People can avoid mosquito bites by following a few precautions: be sure that door and window screens are working; stay indoors around dawn and dusk when mosquitoes are most active; and use a mosquito repellent when mosquitoes are active. People involved in extended outdoor activities such as farming, hiking, sports events, or fishing and hunting should be careful to avoid insect bites. Always follow label instructions when using mosquito repellents.

It’s also important to reduce mosquito habitat around the home. Turning over old buckets or cans; emptying water from old tires; and frequently changing water in birdbaths, pet dishes, and water troughs helps eliminate the small puddles of water in which many mosquito larvae grow.

West Nile virus can also affect birds. People may report dead birds online to public health officials.

West Nile virus activity in Washington started earlier this year than in previous years. So far, environmental detections have been made in several counties, mostly in Eastern Washington. This includes 20 horses, eight birds, and 214 mosquito samples. Most mosquito testing this year has taken place on the eastern side of the state.
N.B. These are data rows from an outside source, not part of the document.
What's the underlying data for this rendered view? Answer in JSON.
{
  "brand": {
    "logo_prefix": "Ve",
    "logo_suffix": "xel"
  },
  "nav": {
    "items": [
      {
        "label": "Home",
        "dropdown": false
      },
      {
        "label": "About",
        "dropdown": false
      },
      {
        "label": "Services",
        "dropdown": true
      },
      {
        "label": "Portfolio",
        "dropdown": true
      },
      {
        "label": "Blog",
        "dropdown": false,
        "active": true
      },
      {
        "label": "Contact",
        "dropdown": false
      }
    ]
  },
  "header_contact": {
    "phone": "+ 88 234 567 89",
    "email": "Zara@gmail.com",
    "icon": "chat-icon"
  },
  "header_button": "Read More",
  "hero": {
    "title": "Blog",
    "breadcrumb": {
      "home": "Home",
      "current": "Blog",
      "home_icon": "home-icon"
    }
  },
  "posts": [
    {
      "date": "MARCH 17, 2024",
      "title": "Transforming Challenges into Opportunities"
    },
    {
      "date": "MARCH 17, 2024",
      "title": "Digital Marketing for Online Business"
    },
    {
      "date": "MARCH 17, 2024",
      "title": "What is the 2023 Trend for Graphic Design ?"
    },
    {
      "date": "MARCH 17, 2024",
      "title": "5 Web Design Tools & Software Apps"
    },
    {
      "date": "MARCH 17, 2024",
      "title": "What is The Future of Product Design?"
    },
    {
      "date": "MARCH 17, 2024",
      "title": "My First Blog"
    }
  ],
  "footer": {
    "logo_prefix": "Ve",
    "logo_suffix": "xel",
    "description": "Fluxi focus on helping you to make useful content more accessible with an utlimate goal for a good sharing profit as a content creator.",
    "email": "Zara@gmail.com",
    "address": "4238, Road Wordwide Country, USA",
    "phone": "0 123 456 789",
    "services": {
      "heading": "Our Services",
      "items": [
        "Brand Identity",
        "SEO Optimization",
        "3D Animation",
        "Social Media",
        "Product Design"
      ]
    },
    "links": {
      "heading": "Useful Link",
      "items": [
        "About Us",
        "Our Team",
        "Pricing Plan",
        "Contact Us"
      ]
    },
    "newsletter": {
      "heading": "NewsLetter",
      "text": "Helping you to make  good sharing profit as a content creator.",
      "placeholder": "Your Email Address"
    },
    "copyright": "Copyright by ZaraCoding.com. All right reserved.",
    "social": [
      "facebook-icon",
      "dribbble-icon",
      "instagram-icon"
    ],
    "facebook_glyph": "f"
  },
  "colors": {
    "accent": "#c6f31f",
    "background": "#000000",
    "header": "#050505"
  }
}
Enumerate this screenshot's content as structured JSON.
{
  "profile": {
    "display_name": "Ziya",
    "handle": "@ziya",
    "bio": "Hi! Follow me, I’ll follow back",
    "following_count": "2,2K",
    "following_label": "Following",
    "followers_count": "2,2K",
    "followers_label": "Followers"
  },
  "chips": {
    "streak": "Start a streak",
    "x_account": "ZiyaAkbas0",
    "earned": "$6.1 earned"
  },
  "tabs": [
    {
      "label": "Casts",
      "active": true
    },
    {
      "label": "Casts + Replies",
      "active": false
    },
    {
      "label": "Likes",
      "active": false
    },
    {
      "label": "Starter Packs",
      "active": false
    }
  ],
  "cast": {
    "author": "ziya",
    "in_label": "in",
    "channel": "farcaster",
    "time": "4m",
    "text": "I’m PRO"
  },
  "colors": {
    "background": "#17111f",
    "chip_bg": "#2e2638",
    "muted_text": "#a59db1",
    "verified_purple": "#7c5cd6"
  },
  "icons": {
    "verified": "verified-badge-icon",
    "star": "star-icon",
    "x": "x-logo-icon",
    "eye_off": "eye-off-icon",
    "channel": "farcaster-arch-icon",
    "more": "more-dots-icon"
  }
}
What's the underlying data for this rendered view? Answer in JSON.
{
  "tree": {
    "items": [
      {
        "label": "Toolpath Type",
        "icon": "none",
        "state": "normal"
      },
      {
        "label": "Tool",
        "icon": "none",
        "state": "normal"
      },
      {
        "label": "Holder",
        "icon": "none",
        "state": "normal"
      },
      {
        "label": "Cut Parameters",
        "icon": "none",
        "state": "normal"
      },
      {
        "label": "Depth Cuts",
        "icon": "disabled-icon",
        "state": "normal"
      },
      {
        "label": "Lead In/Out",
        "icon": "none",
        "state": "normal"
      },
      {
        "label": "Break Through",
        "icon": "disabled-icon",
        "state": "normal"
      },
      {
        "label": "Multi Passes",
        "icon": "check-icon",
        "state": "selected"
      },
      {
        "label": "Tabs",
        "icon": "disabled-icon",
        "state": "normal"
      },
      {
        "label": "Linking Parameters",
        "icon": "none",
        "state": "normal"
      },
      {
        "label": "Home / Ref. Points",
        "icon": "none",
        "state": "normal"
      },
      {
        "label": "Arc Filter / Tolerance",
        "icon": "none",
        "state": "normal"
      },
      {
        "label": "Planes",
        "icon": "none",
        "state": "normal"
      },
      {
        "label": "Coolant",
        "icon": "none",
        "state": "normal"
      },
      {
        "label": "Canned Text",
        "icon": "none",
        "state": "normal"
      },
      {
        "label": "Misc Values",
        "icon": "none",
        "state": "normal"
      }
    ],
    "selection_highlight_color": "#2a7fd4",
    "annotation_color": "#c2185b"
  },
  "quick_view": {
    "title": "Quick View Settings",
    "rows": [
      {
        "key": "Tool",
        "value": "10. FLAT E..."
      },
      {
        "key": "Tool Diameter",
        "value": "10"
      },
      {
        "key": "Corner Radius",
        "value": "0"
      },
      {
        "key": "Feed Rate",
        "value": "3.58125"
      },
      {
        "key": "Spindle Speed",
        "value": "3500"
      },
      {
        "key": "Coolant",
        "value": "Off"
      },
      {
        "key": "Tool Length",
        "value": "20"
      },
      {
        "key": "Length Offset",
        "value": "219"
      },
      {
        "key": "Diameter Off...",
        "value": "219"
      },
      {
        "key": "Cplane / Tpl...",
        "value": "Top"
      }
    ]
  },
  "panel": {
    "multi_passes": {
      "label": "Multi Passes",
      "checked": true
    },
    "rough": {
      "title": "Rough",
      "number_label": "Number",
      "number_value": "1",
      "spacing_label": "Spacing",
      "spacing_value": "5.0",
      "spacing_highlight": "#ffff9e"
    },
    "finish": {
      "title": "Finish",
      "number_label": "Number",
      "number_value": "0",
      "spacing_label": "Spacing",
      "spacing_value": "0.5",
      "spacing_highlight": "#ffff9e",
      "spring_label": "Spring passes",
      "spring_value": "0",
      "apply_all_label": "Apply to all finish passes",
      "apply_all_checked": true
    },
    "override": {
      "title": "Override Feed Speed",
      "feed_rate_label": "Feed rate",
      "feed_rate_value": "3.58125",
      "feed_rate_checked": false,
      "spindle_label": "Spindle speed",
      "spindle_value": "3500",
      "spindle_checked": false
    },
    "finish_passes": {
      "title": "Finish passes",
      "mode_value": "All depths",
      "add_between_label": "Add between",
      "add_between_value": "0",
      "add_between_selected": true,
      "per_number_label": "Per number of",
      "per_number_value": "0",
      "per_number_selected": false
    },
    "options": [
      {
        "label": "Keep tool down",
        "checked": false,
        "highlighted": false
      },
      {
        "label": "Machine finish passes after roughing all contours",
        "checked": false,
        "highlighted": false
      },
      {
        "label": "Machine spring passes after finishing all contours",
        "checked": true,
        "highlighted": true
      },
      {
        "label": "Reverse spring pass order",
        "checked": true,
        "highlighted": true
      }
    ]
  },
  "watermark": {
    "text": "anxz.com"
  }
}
Data is limited about West Nile virus circulation on the western side of the state, where so far the only detection of the season was a dead bird in Mason County.

Washington had three human West Nile infections in 2008, the state’s most active season to that point since monitoring began in 2001.